* **Work instructions**
Can you find the lines of the listing that include "icon" and copy every one?

◇ ◇ ◇ ◇

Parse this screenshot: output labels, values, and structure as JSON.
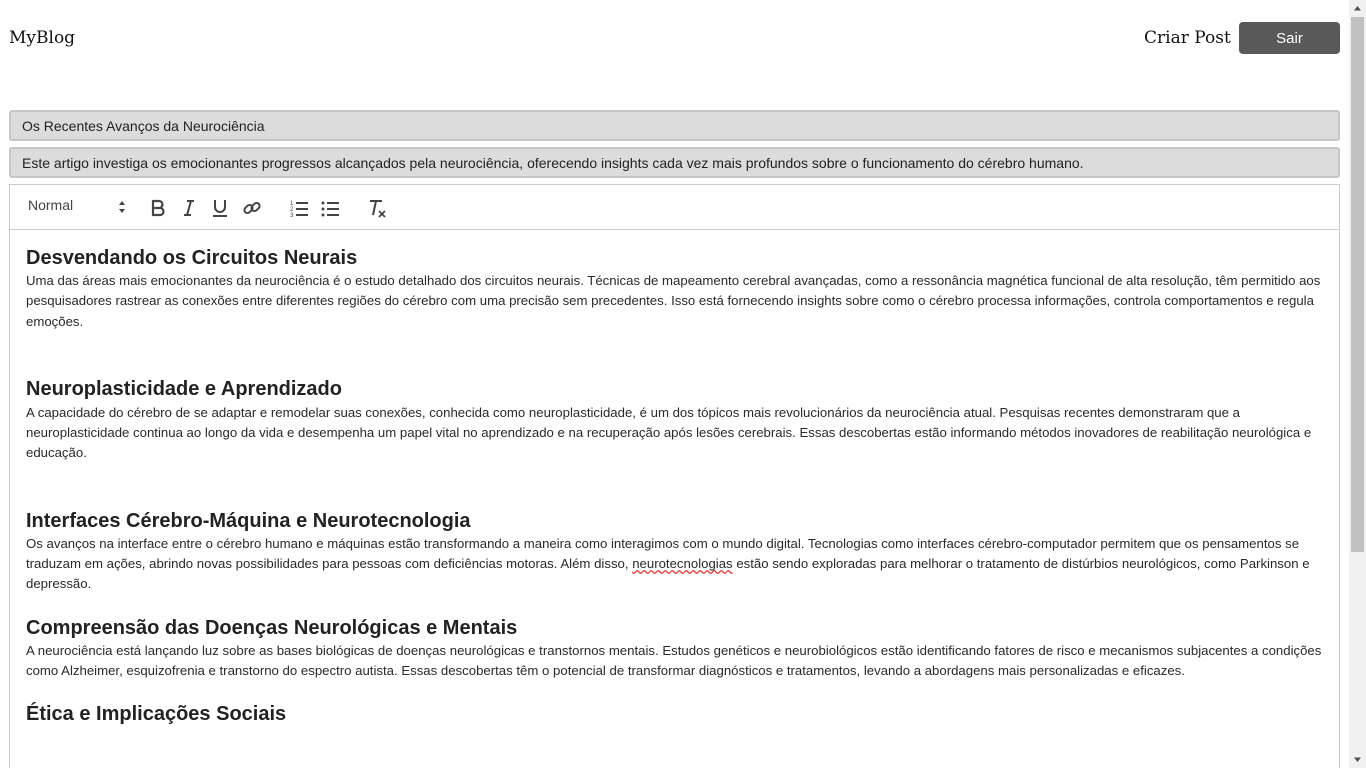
{
  "header": {
    "brand": "MyBlog",
    "create_post": "Criar Post",
    "logout": "Sair"
  },
  "form": {
    "title_value": "Os Recentes Avanços da Neurociência",
    "summary_value": "Este artigo investiga os emocionantes progressos alcançados pela neurociência, oferecendo insights cada vez mais profundos sobre o funcionamento do cérebro humano."
  },
  "toolbar": {
    "format_selected": "Normal",
    "buttons": [
      "bold-icon",
      "italic-icon",
      "underline-icon",
      "link-icon",
      "ordered-list-icon",
      "bullet-list-icon",
      "clear-format-icon"
    ]
  },
  "article": {
    "sections": [
      {
        "heading": "Desvendando os Circuitos Neurais",
        "body": "Uma das áreas mais emocionantes da neurociência é o estudo detalhado dos circuitos neurais. Técnicas de mapeamento cerebral avançadas, como a ressonância magnética funcional de alta resolução, têm permitido aos pesquisadores rastrear as conexões entre diferentes regiões do cérebro com uma precisão sem precedentes. Isso está fornecendo insights sobre como o cérebro processa informações, controla comportamentos e regula emoções."
      },
      {
        "heading": "Neuroplasticidade e Aprendizado",
        "body": "A capacidade do cérebro de se adaptar e remodelar suas conexões, conhecida como neuroplasticidade, é um dos tópicos mais revolucionários da neurociência atual. Pesquisas recentes demonstraram que a neuroplasticidade continua ao longo da vida e desempenha um papel vital no aprendizado e na recuperação após lesões cerebrais. Essas descobertas estão informando métodos inovadores de reabilitação neurológica e educação."
      },
      {
        "heading": "Interfaces Cérebro-Máquina e Neurotecnologia",
        "body_before": "Os avanços na interface entre o cérebro humano e máquinas estão transformando a maneira como interagimos com o mundo digital. Tecnologias como interfaces cérebro-computador permitem que os pensamentos se traduzam em ações, abrindo novas possibilidades para pessoas com deficiências motoras. Além disso, ",
        "body_flagged": "neurotecnologias",
        "body_after": " estão sendo exploradas para melhorar o tratamento de distúrbios neurológicos, como Parkinson e depressão."
      },
      {
        "heading": "Compreensão das Doenças Neurológicas e Mentais",
        "body": "A neurociência está lançando luz sobre as bases biológicas de doenças neurológicas e transtornos mentais. Estudos genéticos e neurobiológicos estão identificando fatores de risco e mecanismos subjacentes a condições como Alzheimer, esquizofrenia e transtorno do espectro autista. Essas descobertas têm o potencial de transformar diagnósticos e tratamentos, levando a abordagens mais personalizadas e eficazes."
      },
      {
        "heading": "Ética e Implicações Sociais"
      }
    ]
  },
  "colors": {
    "logout_bg": "#595959",
    "field_bg": "#dcdcdc",
    "spellcheck": "#e23b3b"
  }
}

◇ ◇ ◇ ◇

* **Task result**
      "bold-icon",
      "italic-icon",
      "underline-icon",
      "link-icon",
      "ordered-list-icon",
      "bullet-list-icon",
      "clear-format-icon"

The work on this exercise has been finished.